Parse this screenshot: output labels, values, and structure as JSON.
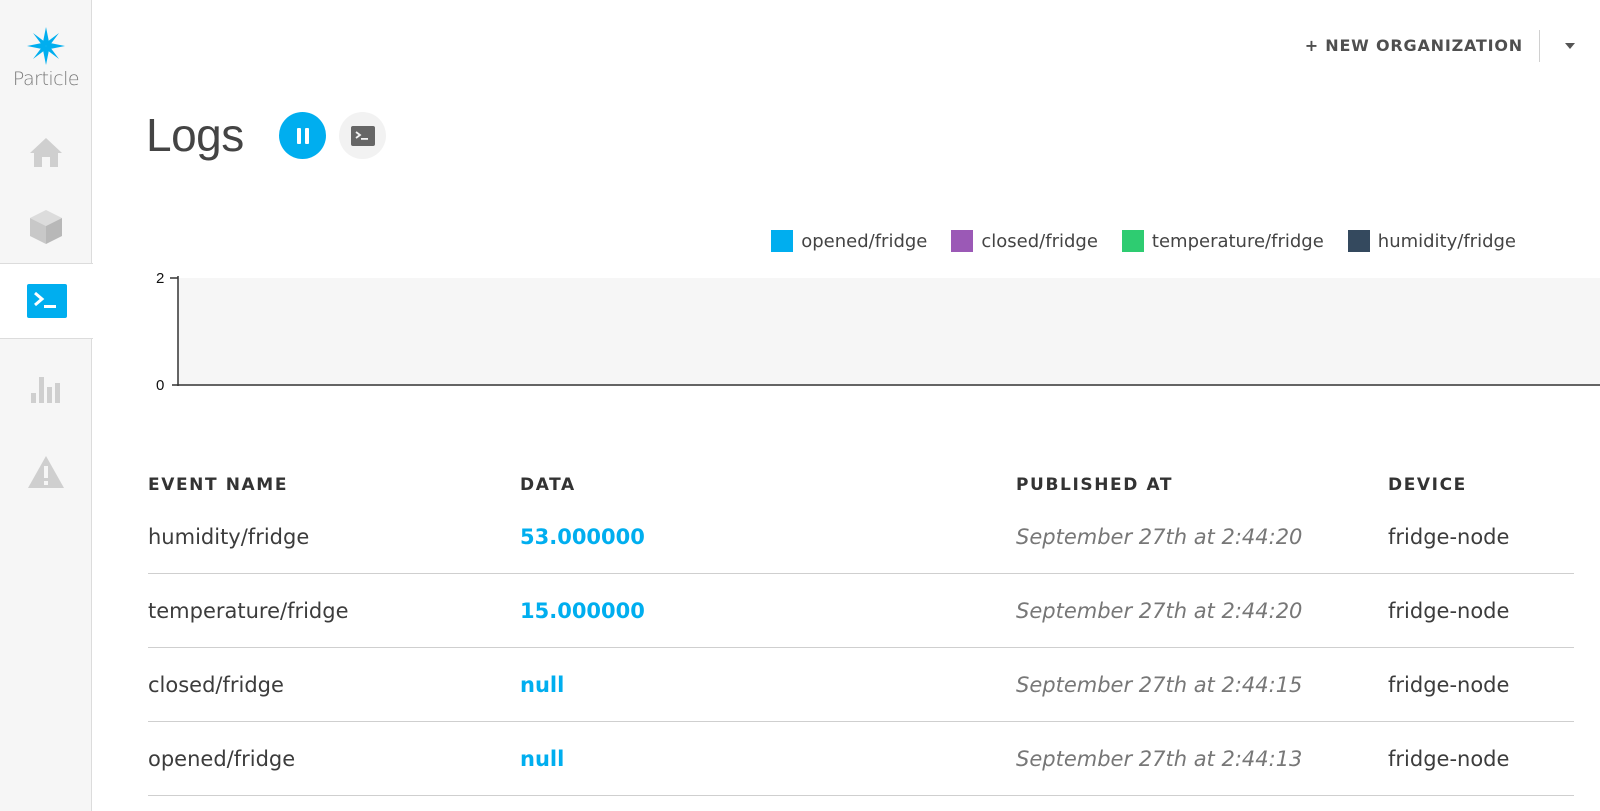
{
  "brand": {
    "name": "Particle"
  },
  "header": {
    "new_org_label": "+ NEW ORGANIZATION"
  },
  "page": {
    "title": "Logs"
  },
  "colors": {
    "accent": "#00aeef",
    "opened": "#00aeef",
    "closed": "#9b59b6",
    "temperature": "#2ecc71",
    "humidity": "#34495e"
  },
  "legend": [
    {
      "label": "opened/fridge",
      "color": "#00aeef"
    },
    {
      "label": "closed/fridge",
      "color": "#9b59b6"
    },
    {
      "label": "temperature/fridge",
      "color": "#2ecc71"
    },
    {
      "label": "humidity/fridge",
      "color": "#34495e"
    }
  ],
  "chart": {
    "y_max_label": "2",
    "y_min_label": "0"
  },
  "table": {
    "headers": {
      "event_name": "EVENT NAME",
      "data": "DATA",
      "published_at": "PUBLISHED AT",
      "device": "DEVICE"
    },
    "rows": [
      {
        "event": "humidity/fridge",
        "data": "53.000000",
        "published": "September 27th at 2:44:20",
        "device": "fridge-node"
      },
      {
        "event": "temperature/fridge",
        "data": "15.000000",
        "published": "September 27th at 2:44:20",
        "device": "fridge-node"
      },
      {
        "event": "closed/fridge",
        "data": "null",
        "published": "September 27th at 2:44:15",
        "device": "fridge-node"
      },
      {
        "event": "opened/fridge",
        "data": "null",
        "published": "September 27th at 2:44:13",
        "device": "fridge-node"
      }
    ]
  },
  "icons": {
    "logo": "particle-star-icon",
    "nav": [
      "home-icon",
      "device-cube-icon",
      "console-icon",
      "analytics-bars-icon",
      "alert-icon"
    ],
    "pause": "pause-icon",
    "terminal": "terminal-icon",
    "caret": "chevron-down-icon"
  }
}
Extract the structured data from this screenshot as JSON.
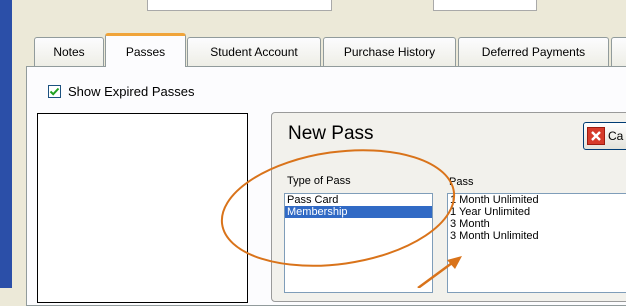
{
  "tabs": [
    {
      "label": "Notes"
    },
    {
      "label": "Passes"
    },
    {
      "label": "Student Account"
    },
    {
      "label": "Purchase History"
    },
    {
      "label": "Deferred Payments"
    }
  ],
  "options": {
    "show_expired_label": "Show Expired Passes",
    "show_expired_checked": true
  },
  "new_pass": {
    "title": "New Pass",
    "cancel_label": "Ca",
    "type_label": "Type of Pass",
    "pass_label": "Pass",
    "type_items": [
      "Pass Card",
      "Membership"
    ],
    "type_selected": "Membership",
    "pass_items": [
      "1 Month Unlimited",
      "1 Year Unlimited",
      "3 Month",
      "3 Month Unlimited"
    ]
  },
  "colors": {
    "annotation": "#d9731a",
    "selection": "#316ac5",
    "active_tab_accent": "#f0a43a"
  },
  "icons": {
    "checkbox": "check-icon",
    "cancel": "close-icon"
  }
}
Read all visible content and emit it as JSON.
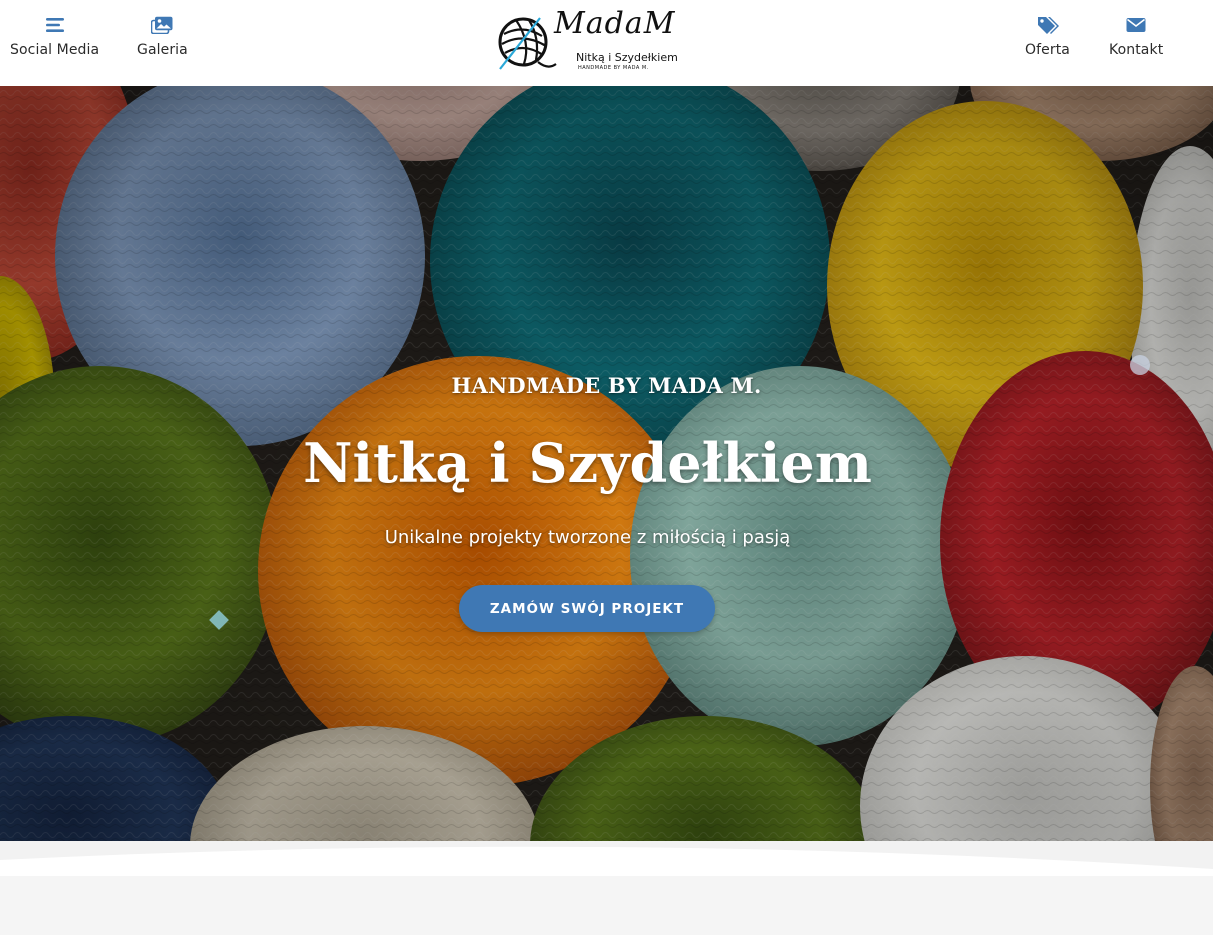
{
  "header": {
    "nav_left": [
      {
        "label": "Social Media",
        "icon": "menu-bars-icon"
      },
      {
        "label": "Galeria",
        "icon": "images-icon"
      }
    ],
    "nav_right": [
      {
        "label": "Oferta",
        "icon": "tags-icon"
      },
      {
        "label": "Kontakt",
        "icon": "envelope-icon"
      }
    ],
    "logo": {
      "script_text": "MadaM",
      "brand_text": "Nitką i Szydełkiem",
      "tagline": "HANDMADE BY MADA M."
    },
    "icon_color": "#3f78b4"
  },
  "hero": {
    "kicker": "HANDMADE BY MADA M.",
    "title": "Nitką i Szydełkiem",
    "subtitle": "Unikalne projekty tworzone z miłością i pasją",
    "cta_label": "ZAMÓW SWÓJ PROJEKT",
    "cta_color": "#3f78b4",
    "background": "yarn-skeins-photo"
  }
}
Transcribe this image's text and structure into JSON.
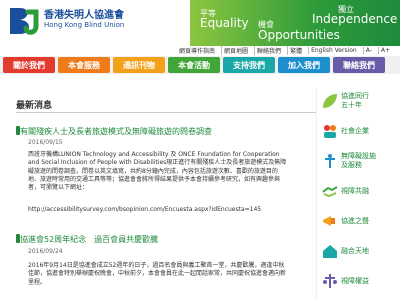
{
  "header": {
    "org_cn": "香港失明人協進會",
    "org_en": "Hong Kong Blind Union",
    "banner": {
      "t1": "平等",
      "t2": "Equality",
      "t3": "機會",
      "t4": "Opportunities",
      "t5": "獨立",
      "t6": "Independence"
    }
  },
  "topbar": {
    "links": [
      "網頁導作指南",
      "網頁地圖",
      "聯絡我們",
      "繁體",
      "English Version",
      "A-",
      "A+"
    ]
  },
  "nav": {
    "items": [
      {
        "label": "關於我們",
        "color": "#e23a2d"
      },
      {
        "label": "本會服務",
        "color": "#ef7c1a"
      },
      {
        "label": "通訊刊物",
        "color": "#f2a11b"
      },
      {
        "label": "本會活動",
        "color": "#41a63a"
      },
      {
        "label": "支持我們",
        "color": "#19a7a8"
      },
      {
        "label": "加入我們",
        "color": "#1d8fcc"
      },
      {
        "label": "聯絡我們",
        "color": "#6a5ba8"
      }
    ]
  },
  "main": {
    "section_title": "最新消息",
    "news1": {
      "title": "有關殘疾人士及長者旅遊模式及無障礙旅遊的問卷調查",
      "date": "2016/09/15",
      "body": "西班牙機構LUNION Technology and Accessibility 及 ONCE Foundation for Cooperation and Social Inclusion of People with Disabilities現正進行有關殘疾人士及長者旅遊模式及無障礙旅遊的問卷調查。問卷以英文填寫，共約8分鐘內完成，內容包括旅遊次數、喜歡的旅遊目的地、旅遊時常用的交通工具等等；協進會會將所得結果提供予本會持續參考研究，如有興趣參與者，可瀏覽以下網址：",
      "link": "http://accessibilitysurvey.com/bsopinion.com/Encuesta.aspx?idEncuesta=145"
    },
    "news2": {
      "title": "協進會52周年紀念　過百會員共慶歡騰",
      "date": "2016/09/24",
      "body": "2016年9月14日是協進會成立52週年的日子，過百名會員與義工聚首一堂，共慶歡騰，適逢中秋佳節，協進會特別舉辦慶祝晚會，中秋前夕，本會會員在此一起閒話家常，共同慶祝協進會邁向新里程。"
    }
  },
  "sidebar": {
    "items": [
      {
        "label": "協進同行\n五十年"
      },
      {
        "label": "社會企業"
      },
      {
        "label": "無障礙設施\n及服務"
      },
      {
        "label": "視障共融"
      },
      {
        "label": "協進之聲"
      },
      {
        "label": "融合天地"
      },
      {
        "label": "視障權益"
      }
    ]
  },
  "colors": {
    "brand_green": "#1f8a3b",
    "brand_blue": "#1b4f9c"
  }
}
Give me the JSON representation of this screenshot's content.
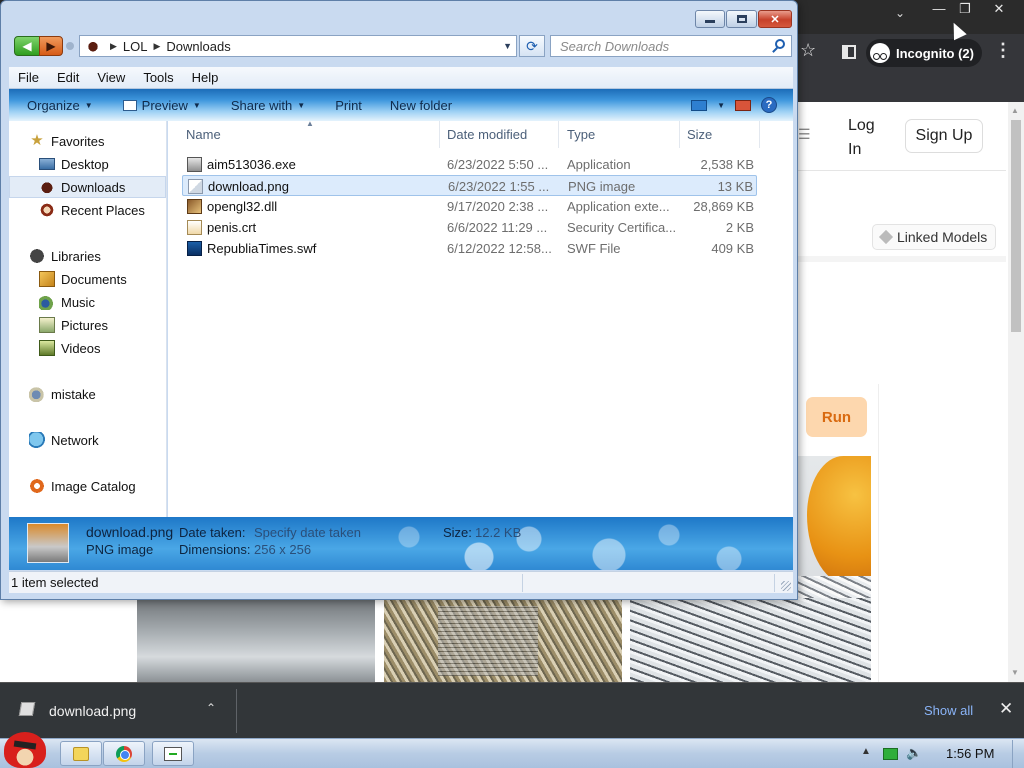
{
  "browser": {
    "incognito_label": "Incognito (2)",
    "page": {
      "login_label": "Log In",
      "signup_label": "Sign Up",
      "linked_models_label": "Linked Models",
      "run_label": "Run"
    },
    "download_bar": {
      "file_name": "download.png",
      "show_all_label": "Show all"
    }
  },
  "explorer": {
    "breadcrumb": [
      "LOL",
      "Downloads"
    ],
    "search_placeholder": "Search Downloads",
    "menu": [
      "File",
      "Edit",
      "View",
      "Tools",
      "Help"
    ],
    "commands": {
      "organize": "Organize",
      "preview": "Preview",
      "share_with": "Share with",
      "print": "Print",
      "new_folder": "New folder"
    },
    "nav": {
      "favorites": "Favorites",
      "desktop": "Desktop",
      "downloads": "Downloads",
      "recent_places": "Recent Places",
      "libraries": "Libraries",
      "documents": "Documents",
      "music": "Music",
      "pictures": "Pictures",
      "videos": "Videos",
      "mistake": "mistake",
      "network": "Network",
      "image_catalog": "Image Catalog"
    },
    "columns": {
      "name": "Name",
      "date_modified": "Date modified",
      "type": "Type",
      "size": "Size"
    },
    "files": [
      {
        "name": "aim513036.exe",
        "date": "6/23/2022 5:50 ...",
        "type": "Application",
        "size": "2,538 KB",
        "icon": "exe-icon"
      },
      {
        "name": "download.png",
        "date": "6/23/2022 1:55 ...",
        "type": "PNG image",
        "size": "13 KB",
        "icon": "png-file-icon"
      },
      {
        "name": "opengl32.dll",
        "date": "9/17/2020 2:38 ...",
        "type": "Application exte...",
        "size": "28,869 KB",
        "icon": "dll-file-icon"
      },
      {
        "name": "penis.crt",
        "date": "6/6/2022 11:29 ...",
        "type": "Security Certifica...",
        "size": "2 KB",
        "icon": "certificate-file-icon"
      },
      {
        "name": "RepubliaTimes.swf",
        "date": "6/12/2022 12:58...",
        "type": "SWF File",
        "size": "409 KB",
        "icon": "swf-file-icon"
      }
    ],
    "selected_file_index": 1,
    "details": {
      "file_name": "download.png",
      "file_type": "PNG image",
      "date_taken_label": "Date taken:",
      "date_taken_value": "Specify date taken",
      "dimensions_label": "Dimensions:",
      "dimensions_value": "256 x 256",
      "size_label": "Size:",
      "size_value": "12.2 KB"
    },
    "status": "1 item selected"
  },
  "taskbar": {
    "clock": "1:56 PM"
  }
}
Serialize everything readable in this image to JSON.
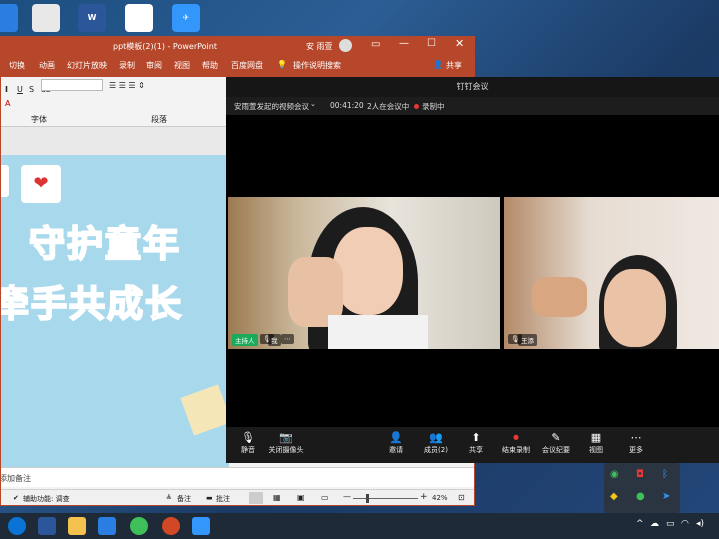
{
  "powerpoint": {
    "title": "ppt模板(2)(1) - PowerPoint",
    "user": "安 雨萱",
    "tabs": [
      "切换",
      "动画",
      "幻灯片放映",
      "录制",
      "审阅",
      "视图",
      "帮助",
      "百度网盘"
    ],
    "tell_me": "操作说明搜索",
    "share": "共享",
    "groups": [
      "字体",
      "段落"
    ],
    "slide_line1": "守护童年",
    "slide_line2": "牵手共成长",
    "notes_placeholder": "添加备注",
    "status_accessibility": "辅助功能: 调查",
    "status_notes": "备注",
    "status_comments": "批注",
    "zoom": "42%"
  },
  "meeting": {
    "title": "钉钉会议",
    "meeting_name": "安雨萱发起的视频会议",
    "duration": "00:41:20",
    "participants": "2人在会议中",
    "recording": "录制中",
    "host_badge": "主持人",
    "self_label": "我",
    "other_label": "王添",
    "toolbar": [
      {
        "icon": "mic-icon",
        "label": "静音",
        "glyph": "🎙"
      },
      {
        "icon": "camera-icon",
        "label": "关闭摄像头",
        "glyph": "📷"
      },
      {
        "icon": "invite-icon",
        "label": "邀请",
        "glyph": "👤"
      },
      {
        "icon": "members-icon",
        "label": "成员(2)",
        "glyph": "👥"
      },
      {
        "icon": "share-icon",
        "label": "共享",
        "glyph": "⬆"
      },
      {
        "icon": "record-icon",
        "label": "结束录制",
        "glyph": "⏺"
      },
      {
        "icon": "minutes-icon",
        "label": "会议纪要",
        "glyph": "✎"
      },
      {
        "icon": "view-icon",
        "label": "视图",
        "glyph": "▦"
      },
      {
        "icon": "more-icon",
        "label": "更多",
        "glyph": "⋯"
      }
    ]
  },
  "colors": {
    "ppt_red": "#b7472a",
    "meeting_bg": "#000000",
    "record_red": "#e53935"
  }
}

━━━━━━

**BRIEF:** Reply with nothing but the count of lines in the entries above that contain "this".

**EXPECTED ANSWER:** 5